● EXERCISE DESCRIPTION
Pick each line containing the word "Coffee" out of the data below.
-.-.-
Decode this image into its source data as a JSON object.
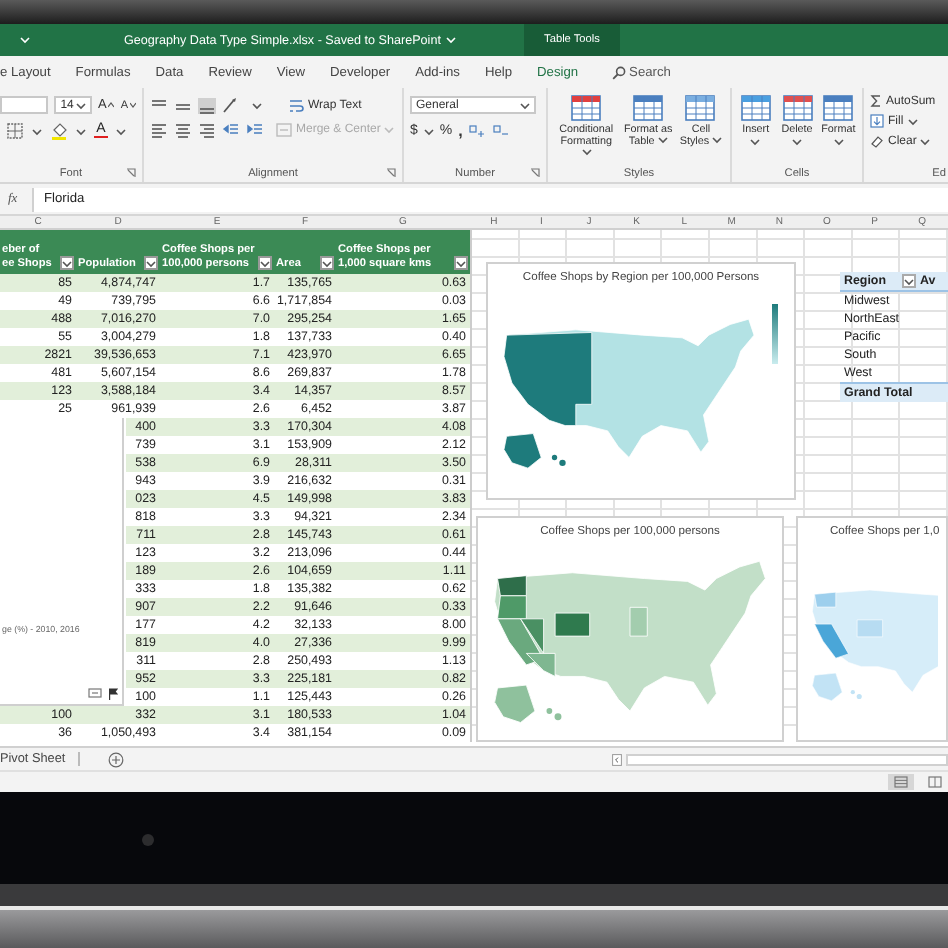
{
  "title_bar": {
    "title": "Geography Data Type Simple.xlsx  -  Saved to SharePoint",
    "context_tab": "Table Tools"
  },
  "ribbon_tabs": [
    {
      "label": "e Layout",
      "kind": "normal"
    },
    {
      "label": "Formulas",
      "kind": "normal"
    },
    {
      "label": "Data",
      "kind": "normal"
    },
    {
      "label": "Review",
      "kind": "normal"
    },
    {
      "label": "View",
      "kind": "normal"
    },
    {
      "label": "Developer",
      "kind": "normal"
    },
    {
      "label": "Add-ins",
      "kind": "normal"
    },
    {
      "label": "Help",
      "kind": "normal"
    },
    {
      "label": "Design",
      "kind": "contextual"
    }
  ],
  "tell_me": {
    "placeholder": "Search"
  },
  "font_group": {
    "label": "Font",
    "size": "14",
    "grow": "A",
    "shrink": "A",
    "font_color": "A"
  },
  "alignment_group": {
    "label": "Alignment",
    "wrap_text": "Wrap Text",
    "merge": {
      "label": "Merge & Center",
      "disabled": true
    }
  },
  "number_group": {
    "label": "Number",
    "format": "General",
    "currency": "$",
    "percent": "%",
    "comma": ","
  },
  "styles_group": {
    "label": "Styles",
    "buttons": [
      "Conditional Formatting",
      "Format as Table",
      "Cell Styles"
    ]
  },
  "cells_group": {
    "label": "Cells",
    "buttons": [
      "Insert",
      "Delete",
      "Format"
    ]
  },
  "editing_group": {
    "label": "Ed",
    "buttons": [
      "AutoSum",
      "Fill",
      "Clear"
    ]
  },
  "formula_bar": {
    "function_label": "fx",
    "value": "Florida"
  },
  "column_letters": [
    "C",
    "D",
    "E",
    "F",
    "G",
    "H",
    "I",
    "J",
    "K",
    "L",
    "M",
    "N",
    "O",
    "P",
    "Q"
  ],
  "table": {
    "columns": [
      "eber of\nee Shops",
      "Population",
      "Coffee Shops per\n100,000 persons",
      "Area",
      "Coffee Shops per\n1,000 square kms"
    ],
    "rows": [
      [
        "85",
        "4,874,747",
        "1.7",
        "135,765",
        "0.63"
      ],
      [
        "49",
        "739,795",
        "6.6",
        "1,717,854",
        "0.03"
      ],
      [
        "488",
        "7,016,270",
        "7.0",
        "295,254",
        "1.65"
      ],
      [
        "55",
        "3,004,279",
        "1.8",
        "137,733",
        "0.40"
      ],
      [
        "2821",
        "39,536,653",
        "7.1",
        "423,970",
        "6.65"
      ],
      [
        "481",
        "5,607,154",
        "8.6",
        "269,837",
        "1.78"
      ],
      [
        "123",
        "3,588,184",
        "3.4",
        "14,357",
        "8.57"
      ],
      [
        "25",
        "961,939",
        "2.6",
        "6,452",
        "3.87"
      ],
      [
        "",
        "400",
        "3.3",
        "170,304",
        "4.08"
      ],
      [
        "",
        "739",
        "3.1",
        "153,909",
        "2.12"
      ],
      [
        "",
        "538",
        "6.9",
        "28,311",
        "3.50"
      ],
      [
        "",
        "943",
        "3.9",
        "216,632",
        "0.31"
      ],
      [
        "",
        "023",
        "4.5",
        "149,998",
        "3.83"
      ],
      [
        "",
        "818",
        "3.3",
        "94,321",
        "2.34"
      ],
      [
        "",
        "711",
        "2.8",
        "145,743",
        "0.61"
      ],
      [
        "",
        "123",
        "3.2",
        "213,096",
        "0.44"
      ],
      [
        "",
        "189",
        "2.6",
        "104,659",
        "1.11"
      ],
      [
        "",
        "333",
        "1.8",
        "135,382",
        "0.62"
      ],
      [
        "",
        "907",
        "2.2",
        "91,646",
        "0.33"
      ],
      [
        "",
        "177",
        "4.2",
        "32,133",
        "8.00"
      ],
      [
        "",
        "819",
        "4.0",
        "27,336",
        "9.99"
      ],
      [
        "",
        "311",
        "2.8",
        "250,493",
        "1.13"
      ],
      [
        "",
        "952",
        "3.3",
        "225,181",
        "0.82"
      ],
      [
        "",
        "100",
        "1.1",
        "125,443",
        "0.26"
      ],
      [
        "100",
        "332",
        "3.1",
        "180,533",
        "1.04"
      ],
      [
        "36",
        "1,050,493",
        "3.4",
        "381,154",
        "0.09"
      ]
    ]
  },
  "data_card": {
    "text": "ge (%) - 2010, 2016"
  },
  "charts": [
    {
      "kind": "region",
      "title": "Coffee Shops by Region per 100,000 Persons"
    },
    {
      "kind": "green",
      "title": "Coffee Shops per 100,000 persons"
    },
    {
      "kind": "blue",
      "title": "Coffee Shops per 1,0"
    }
  ],
  "pivot": {
    "header": "Region",
    "next_header": "Av",
    "rows": [
      {
        "label": "Midwest",
        "kind": "item"
      },
      {
        "label": "NorthEast",
        "kind": "item"
      },
      {
        "label": "Pacific",
        "kind": "item"
      },
      {
        "label": "South",
        "kind": "item"
      },
      {
        "label": "West",
        "kind": "item"
      },
      {
        "label": "Grand Total",
        "kind": "total"
      }
    ]
  },
  "sheet_tabs": [
    {
      "label": "Pivot Sheet"
    }
  ]
}
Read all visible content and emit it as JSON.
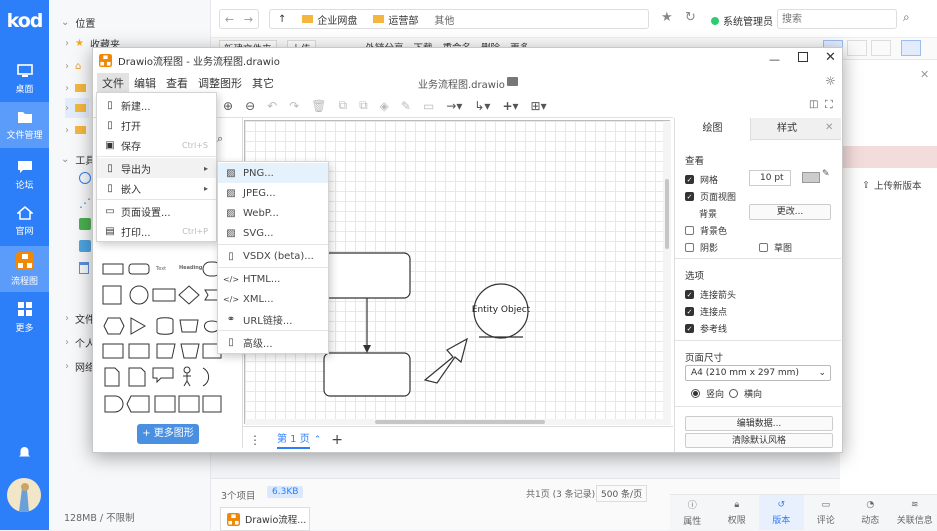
{
  "rail": {
    "logo": "kod",
    "items": [
      {
        "label": "桌面",
        "icon": "desktop-icon"
      },
      {
        "label": "文件管理",
        "icon": "folder-icon"
      },
      {
        "label": "论坛",
        "icon": "chat-icon"
      },
      {
        "label": "官网",
        "icon": "home-icon"
      },
      {
        "label": "流程图",
        "icon": "flowchart-icon"
      },
      {
        "label": "更多",
        "icon": "grid-icon"
      }
    ]
  },
  "tree": {
    "location": "位置",
    "favorites": "收藏夹",
    "tools": "工具",
    "file": "文件",
    "personal": "个人",
    "network": "网络",
    "quota": "128MB / 不限制"
  },
  "explorer": {
    "crumbs": [
      "企业网盘",
      "运营部",
      "其他"
    ],
    "user": "系统管理员",
    "search_placeholder": "搜索",
    "toolbar": [
      "新建文件夹",
      "上传",
      "外链分享",
      "下载",
      "重命名",
      "删除",
      "更多"
    ],
    "item_count": "3个项目",
    "size_badge": "6.3KB",
    "page_info": "共1页 (3 条记录)",
    "per_page": "500 条/页",
    "taskbar_item": "Drawio流程...",
    "upgrade": "上传新版本",
    "right_tabs": [
      "属性",
      "权限",
      "版本",
      "评论",
      "动态",
      "关联信息"
    ]
  },
  "drawio": {
    "window_title": "Drawio流程图 - 业务流程图.drawio",
    "doc_title": "业务流程图.drawio",
    "menus": [
      "文件",
      "编辑",
      "查看",
      "调整图形",
      "其它"
    ],
    "file_menu": [
      {
        "label": "新建...",
        "shortcut": ""
      },
      {
        "label": "打开",
        "shortcut": ""
      },
      {
        "label": "保存",
        "shortcut": "Ctrl+S"
      },
      {
        "label": "导出为",
        "shortcut": ""
      },
      {
        "label": "嵌入",
        "shortcut": ""
      },
      {
        "label": "页面设置...",
        "shortcut": ""
      },
      {
        "label": "打印...",
        "shortcut": "Ctrl+P"
      }
    ],
    "export_menu": [
      "PNG...",
      "JPEG...",
      "WebP...",
      "SVG...",
      "VSDX (beta)...",
      "HTML...",
      "XML...",
      "URL链接...",
      "高级..."
    ],
    "shape_label_text": "Text",
    "shape_label_heading": "Heading",
    "more_shapes": "+ 更多图形",
    "page_tab": "第 1 页",
    "entity_label": "Entity Object",
    "format": {
      "tabs": [
        "绘图",
        "样式"
      ],
      "view": "查看",
      "grid": "网格",
      "grid_size": "10 pt",
      "page_view": "页面视图",
      "background": "背景",
      "change": "更改...",
      "bg_color": "背景色",
      "shadow": "阴影",
      "sketch": "草图",
      "options": "选项",
      "connect_arrows": "连接箭头",
      "connect_points": "连接点",
      "guides": "参考线",
      "paper_size": "页面尺寸",
      "paper_value": "A4 (210 mm x 297 mm)",
      "portrait": "竖向",
      "landscape": "横向",
      "edit_data": "编辑数据...",
      "clear_style": "清除默认风格"
    }
  },
  "colors": {
    "accent": "#2d7ff9",
    "drawio_orange": "#f08705"
  }
}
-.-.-
● ANSWER TO THIS TASK
      "Coffee Shops per\n100,000 persons",
      "Coffee Shops per\n1,000 square kms"
      "title": "Coffee Shops by Region per 100,000 Persons"
      "title": "Coffee Shops per 100,000 persons"
      "title": "Coffee Shops per 1,0"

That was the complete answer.